The stone floor was overlain with layers of fill and collapse that included architectural elements and later occupation phases that were readily apparent in the sections delineating the excavation area. Two pit graves (T103 and T104), carelessly built south of W50 and covered with irregular-shaped stone slabs, were ascribed to one of the later phases.
The ceramic finds recovered from the fill layers were mixed and dated to the Late Hellenistic (first century BCE; Fig. 5:2, 8), Early Roman (first–second centuries CE; Fig. 5:3–6, 9) and Early Byzantine (fourth–fifth centuries CE; Fig. 5: 7, 10) periods. Five of the six coins in the fills were identified. They dated to the second quarter of the second century BCE (Antiochus IV, ‘Akko; IAA No. 96081); the end of the second–beginning of the first century BCE (Hasmonean, Jerusalem; IAA No. 96079; Hasmonean, Alexander Jannaeus; IAA No. 96078) and the first century CE (two procurator coins: Antonius Felix from 54 CE; IAA No. 96080 and Festus from 59 CE; IAA No. 96077). A broken stone disk (Fig. ) perforated in the center was retrieved from one of the fill layers (L5). Incised crude circles, surrounding the perforation and along the circumference, decorated the disk. Although comparisons for the disc were not found, it seems to have functioned as a loom weight.Area B. Three tombs (T100–T102; Fig. 4) were discovered 35 m north of the architectural remains. The two bedrock-hewn northern tombs were rectangular pit graves. Tomb 100 (0.50 × 1.75 m, max. depth 0.75 m) was completely plundered; Tomb 101 (0.60 × 1.75 m, max. depth 0.80 m) contained a few bones, as well as several fragments of pottery vessels and numerous fragments of glass vessels, dating to the Late Roman and Byzantine periods. To the south, a bell-shaped burial complex (T102; 2.2 × 2.3 m) that probably contained several graves was discovered.
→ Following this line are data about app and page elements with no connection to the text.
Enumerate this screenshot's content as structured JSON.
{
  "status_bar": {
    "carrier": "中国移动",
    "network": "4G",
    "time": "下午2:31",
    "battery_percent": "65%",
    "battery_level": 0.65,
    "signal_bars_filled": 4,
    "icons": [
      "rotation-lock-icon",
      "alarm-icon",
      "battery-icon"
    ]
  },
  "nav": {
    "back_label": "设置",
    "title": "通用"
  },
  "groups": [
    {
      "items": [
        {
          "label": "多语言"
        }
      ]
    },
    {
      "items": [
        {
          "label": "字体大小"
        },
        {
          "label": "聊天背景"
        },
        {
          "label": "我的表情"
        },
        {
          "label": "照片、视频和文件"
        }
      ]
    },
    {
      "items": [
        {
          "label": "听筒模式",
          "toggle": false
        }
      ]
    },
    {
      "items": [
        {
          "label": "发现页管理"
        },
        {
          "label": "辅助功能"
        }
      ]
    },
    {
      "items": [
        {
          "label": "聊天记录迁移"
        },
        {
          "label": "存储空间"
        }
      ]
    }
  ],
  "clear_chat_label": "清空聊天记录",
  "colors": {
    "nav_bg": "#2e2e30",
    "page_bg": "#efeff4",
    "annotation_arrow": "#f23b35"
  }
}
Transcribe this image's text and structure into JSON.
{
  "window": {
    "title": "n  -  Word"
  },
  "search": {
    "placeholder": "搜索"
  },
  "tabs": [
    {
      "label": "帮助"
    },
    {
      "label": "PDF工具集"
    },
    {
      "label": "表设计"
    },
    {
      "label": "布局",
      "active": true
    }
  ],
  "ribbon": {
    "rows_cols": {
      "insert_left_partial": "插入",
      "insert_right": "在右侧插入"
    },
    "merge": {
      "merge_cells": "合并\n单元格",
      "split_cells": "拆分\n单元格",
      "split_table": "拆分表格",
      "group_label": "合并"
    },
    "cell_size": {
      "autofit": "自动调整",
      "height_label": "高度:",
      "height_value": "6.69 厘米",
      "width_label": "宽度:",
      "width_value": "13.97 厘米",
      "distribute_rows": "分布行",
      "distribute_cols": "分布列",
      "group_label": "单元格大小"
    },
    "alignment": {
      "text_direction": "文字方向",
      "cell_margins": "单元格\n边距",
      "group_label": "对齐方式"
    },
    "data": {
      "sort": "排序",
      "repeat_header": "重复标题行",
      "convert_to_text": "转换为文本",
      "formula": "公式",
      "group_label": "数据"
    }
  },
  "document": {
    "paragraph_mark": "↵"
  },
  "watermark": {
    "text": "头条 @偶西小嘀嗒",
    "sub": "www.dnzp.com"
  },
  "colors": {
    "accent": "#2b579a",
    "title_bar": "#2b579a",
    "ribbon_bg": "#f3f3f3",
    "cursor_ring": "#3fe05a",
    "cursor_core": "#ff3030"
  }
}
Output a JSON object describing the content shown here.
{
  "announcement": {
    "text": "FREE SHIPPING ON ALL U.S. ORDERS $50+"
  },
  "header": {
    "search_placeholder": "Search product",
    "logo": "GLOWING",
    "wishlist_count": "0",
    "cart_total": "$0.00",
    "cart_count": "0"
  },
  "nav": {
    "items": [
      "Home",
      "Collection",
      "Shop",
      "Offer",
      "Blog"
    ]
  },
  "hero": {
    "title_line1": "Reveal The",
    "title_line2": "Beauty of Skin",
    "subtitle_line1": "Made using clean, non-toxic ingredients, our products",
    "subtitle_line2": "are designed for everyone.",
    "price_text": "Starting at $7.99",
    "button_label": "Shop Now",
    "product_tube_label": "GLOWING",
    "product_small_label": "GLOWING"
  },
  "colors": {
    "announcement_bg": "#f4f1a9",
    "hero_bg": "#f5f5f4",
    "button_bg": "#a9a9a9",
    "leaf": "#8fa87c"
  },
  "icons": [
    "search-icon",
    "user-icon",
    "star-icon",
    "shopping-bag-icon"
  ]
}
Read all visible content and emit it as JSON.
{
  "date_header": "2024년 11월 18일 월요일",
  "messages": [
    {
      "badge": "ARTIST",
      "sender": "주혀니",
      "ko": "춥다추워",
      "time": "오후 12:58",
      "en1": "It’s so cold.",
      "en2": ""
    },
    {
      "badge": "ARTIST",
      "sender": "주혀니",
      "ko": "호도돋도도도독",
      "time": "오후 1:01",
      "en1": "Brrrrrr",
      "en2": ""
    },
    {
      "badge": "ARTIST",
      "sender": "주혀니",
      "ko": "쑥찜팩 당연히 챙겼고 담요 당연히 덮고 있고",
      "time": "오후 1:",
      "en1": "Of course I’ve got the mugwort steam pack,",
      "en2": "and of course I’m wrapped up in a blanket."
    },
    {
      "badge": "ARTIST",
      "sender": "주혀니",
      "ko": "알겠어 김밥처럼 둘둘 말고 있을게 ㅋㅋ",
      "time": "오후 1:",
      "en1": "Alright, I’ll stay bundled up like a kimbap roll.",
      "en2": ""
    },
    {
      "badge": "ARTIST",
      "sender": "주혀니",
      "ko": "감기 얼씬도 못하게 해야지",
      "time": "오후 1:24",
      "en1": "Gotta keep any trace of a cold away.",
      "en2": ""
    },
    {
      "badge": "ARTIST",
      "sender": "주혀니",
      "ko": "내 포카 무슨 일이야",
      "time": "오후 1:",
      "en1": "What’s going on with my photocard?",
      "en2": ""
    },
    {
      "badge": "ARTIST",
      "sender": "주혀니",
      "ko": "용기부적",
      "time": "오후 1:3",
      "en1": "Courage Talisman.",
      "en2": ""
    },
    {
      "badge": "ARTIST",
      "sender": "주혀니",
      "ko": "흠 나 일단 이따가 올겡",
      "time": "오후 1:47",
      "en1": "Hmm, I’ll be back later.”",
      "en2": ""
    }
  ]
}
Signs of looting were visible, but the complex was not excavated due to opposition of ultra-orthodox circles.